EXERCISE DIRECTIONS
Send back the records exactly as written, with no images.

= Beginning of Section =

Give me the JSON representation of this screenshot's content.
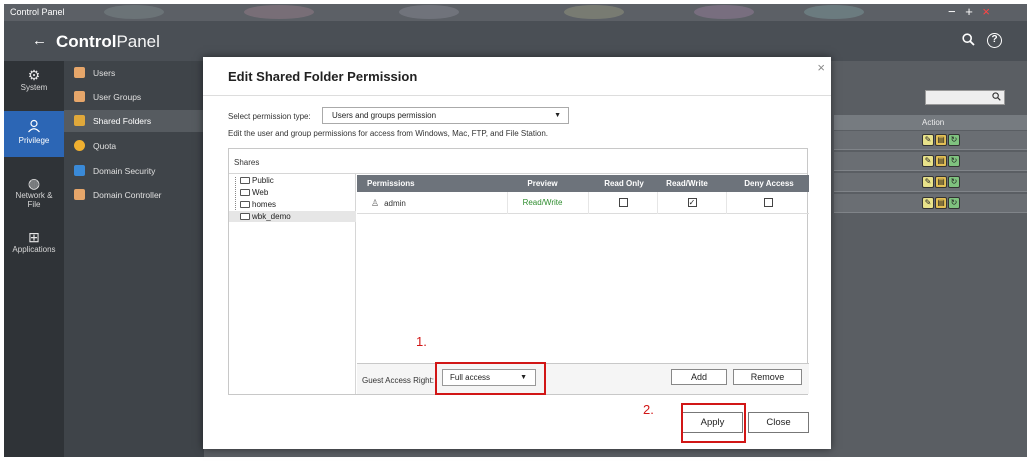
{
  "window": {
    "title": "Control Panel",
    "controls": [
      "−",
      "+",
      "×"
    ]
  },
  "appbar": {
    "back": "←",
    "app_bold": "Control",
    "app_thin": "Panel",
    "search_icon": "search-icon",
    "help": "?"
  },
  "leftnav": [
    {
      "label": "System",
      "icon": "gear-icon"
    },
    {
      "label": "Privilege",
      "icon": "user-icon"
    },
    {
      "label": "Network & File",
      "icon": "globe-icon"
    },
    {
      "label": "Applications",
      "icon": "grid-icon"
    }
  ],
  "subnav": [
    {
      "label": "Users",
      "color": "#e6a66a"
    },
    {
      "label": "User Groups",
      "color": "#e6a66a"
    },
    {
      "label": "Shared Folders",
      "color": "#e0a83a"
    },
    {
      "label": "Quota",
      "color": "#f0b030"
    },
    {
      "label": "Domain Security",
      "color": "#3a8ad8"
    },
    {
      "label": "Domain Controller",
      "color": "#e6a66a"
    }
  ],
  "background": {
    "search_icon": "search-icon",
    "action_header": "Action"
  },
  "dialog": {
    "title": "Edit Shared Folder Permission",
    "close": "×",
    "ptype_label": "Select permission type:",
    "ptype_value": "Users and groups permission",
    "ptype_desc": "Edit the user and group permissions for access from Windows, Mac, FTP, and File Station.",
    "shares_label": "Shares",
    "tree": [
      "Public",
      "Web",
      "homes",
      "wbk_demo"
    ],
    "columns": [
      "Permissions",
      "Preview",
      "Read Only",
      "Read/Write",
      "Deny Access"
    ],
    "rows": [
      {
        "user": "admin",
        "preview": "Read/Write",
        "read_only": false,
        "read_write": true,
        "deny": false
      }
    ],
    "guest_label": "Guest Access Right:",
    "guest_value": "Full access",
    "add": "Add",
    "remove": "Remove",
    "apply": "Apply",
    "close_btn": "Close"
  },
  "annotations": {
    "n1": "1.",
    "n2": "2.",
    "color": "#d11616"
  },
  "colors": {
    "nav_active": "#2c66b5",
    "preview_green": "#2f8d2f",
    "header_gray": "#6d737b"
  }
}
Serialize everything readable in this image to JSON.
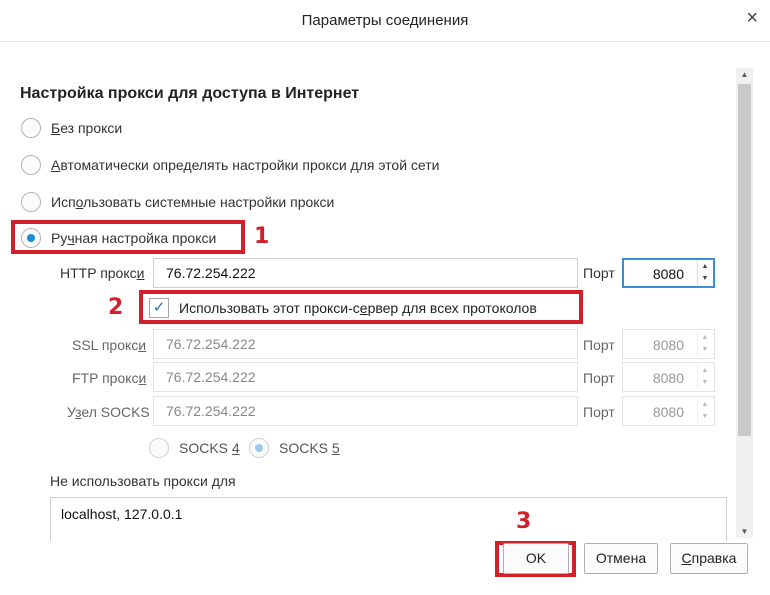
{
  "dialog": {
    "title": "Параметры соединения",
    "close_glyph": "×"
  },
  "section_heading": "Настройка прокси для доступа в Интернет",
  "proxy_options": [
    {
      "pre": "",
      "key": "Б",
      "post": "ез прокси",
      "checked": false
    },
    {
      "pre": "",
      "key": "А",
      "post": "втоматически определять настройки прокси для этой сети",
      "checked": false
    },
    {
      "pre": "Исп",
      "key": "о",
      "post": "льзовать системные настройки прокси",
      "checked": false
    },
    {
      "pre": "Ру",
      "key": "ч",
      "post": "ная настройка прокси",
      "checked": true
    }
  ],
  "manual": {
    "http_label_pre": "HTTP прокс",
    "http_label_key": "и",
    "http_value": "76.72.254.222",
    "port_label": "Порт",
    "http_port": "8080",
    "use_for_all_label_pre": "Использовать этот прокси-с",
    "use_for_all_label_key": "е",
    "use_for_all_label_post": "рвер для всех протоколов",
    "use_for_all_checked": true,
    "ssl_label_pre": "SSL прокс",
    "ssl_label_key": "и",
    "ssl_value": "76.72.254.222",
    "ssl_port": "8080",
    "ftp_label_pre": "FTP прокс",
    "ftp_label_key": "и",
    "ftp_value": "76.72.254.222",
    "ftp_port": "8080",
    "socks_label_pre": "У",
    "socks_label_key": "з",
    "socks_label_post": "ел SOCKS",
    "socks_value": "76.72.254.222",
    "socks_port": "8080",
    "socks4_label_pre": "SOCKS ",
    "socks4_label_key": "4",
    "socks5_label_pre": "SOCKS ",
    "socks5_label_key": "5",
    "socks_version_selected": "5"
  },
  "no_proxy": {
    "label_pre": "Не использовать прокси ",
    "label_key": "д",
    "label_post": "ля",
    "value": "localhost, 127.0.0.1"
  },
  "buttons": {
    "ok": "OK",
    "cancel": "Отмена",
    "help_key": "С",
    "help_post": "правка"
  },
  "annotations": {
    "step1": "1",
    "step2": "2",
    "step3": "3",
    "color": "#d21f2a"
  },
  "scroll_arrows": {
    "up": "▲",
    "down": "▼"
  },
  "spinner_glyphs": {
    "up": "▲",
    "down": "▼"
  },
  "check_glyph": "✓",
  "colors": {
    "accent": "#1a8fd6",
    "focus_border": "#3b8fd8"
  }
}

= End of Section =

SOLUTION TO THE PROBLEM
Give me the JSON representation of this screenshot's content.
{
  "window": {
    "title": "Control Panel",
    "controls": [
      "−",
      "+",
      "×"
    ]
  },
  "appbar": {
    "back": "←",
    "app_bold": "Control",
    "app_thin": "Panel",
    "search_icon": "search-icon",
    "help": "?"
  },
  "leftnav": [
    {
      "label": "System",
      "icon": "gear-icon"
    },
    {
      "label": "Privilege",
      "icon": "user-icon"
    },
    {
      "label": "Network & File",
      "icon": "globe-icon"
    },
    {
      "label": "Applications",
      "icon": "grid-icon"
    }
  ],
  "subnav": [
    {
      "label": "Users",
      "color": "#e6a66a"
    },
    {
      "label": "User Groups",
      "color": "#e6a66a"
    },
    {
      "label": "Shared Folders",
      "color": "#e0a83a"
    },
    {
      "label": "Quota",
      "color": "#f0b030"
    },
    {
      "label": "Domain Security",
      "color": "#3a8ad8"
    },
    {
      "label": "Domain Controller",
      "color": "#e6a66a"
    }
  ],
  "background": {
    "search_icon": "search-icon",
    "action_header": "Action"
  },
  "dialog": {
    "title": "Edit Shared Folder Permission",
    "close": "×",
    "ptype_label": "Select permission type:",
    "ptype_value": "Users and groups permission",
    "ptype_desc": "Edit the user and group permissions for access from Windows, Mac, FTP, and File Station.",
    "shares_label": "Shares",
    "tree": [
      "Public",
      "Web",
      "homes",
      "wbk_demo"
    ],
    "columns": [
      "Permissions",
      "Preview",
      "Read Only",
      "Read/Write",
      "Deny Access"
    ],
    "rows": [
      {
        "user": "admin",
        "preview": "Read/Write",
        "read_only": false,
        "read_write": true,
        "deny": false
      }
    ],
    "guest_label": "Guest Access Right:",
    "guest_value": "Full access",
    "add": "Add",
    "remove": "Remove",
    "apply": "Apply",
    "close_btn": "Close"
  },
  "annotations": {
    "n1": "1.",
    "n2": "2.",
    "color": "#d11616"
  },
  "colors": {
    "nav_active": "#2c66b5",
    "preview_green": "#2f8d2f",
    "header_gray": "#6d737b"
  }
}
Serialize everything readable in this image to JSON.
{
  "dialog": {
    "title": "Параметры соединения",
    "close_glyph": "×"
  },
  "section_heading": "Настройка прокси для доступа в Интернет",
  "proxy_options": [
    {
      "pre": "",
      "key": "Б",
      "post": "ез прокси",
      "checked": false
    },
    {
      "pre": "",
      "key": "А",
      "post": "втоматически определять настройки прокси для этой сети",
      "checked": false
    },
    {
      "pre": "Исп",
      "key": "о",
      "post": "льзовать системные настройки прокси",
      "checked": false
    },
    {
      "pre": "Ру",
      "key": "ч",
      "post": "ная настройка прокси",
      "checked": true
    }
  ],
  "manual": {
    "http_label_pre": "HTTP прокс",
    "http_label_key": "и",
    "http_value": "76.72.254.222",
    "port_label": "Порт",
    "http_port": "8080",
    "use_for_all_label_pre": "Использовать этот прокси-с",
    "use_for_all_label_key": "е",
    "use_for_all_label_post": "рвер для всех протоколов",
    "use_for_all_checked": true,
    "ssl_label_pre": "SSL прокс",
    "ssl_label_key": "и",
    "ssl_value": "76.72.254.222",
    "ssl_port": "8080",
    "ftp_label_pre": "FTP прокс",
    "ftp_label_key": "и",
    "ftp_value": "76.72.254.222",
    "ftp_port": "8080",
    "socks_label_pre": "У",
    "socks_label_key": "з",
    "socks_label_post": "ел SOCKS",
    "socks_value": "76.72.254.222",
    "socks_port": "8080",
    "socks4_label_pre": "SOCKS ",
    "socks4_label_key": "4",
    "socks5_label_pre": "SOCKS ",
    "socks5_label_key": "5",
    "socks_version_selected": "5"
  },
  "no_proxy": {
    "label_pre": "Не использовать прокси ",
    "label_key": "д",
    "label_post": "ля",
    "value": "localhost, 127.0.0.1"
  },
  "buttons": {
    "ok": "OK",
    "cancel": "Отмена",
    "help_key": "С",
    "help_post": "правка"
  },
  "annotations": {
    "step1": "1",
    "step2": "2",
    "step3": "3",
    "color": "#d21f2a"
  },
  "scroll_arrows": {
    "up": "▲",
    "down": "▼"
  },
  "spinner_glyphs": {
    "up": "▲",
    "down": "▼"
  },
  "check_glyph": "✓",
  "colors": {
    "accent": "#1a8fd6",
    "focus_border": "#3b8fd8"
  }
}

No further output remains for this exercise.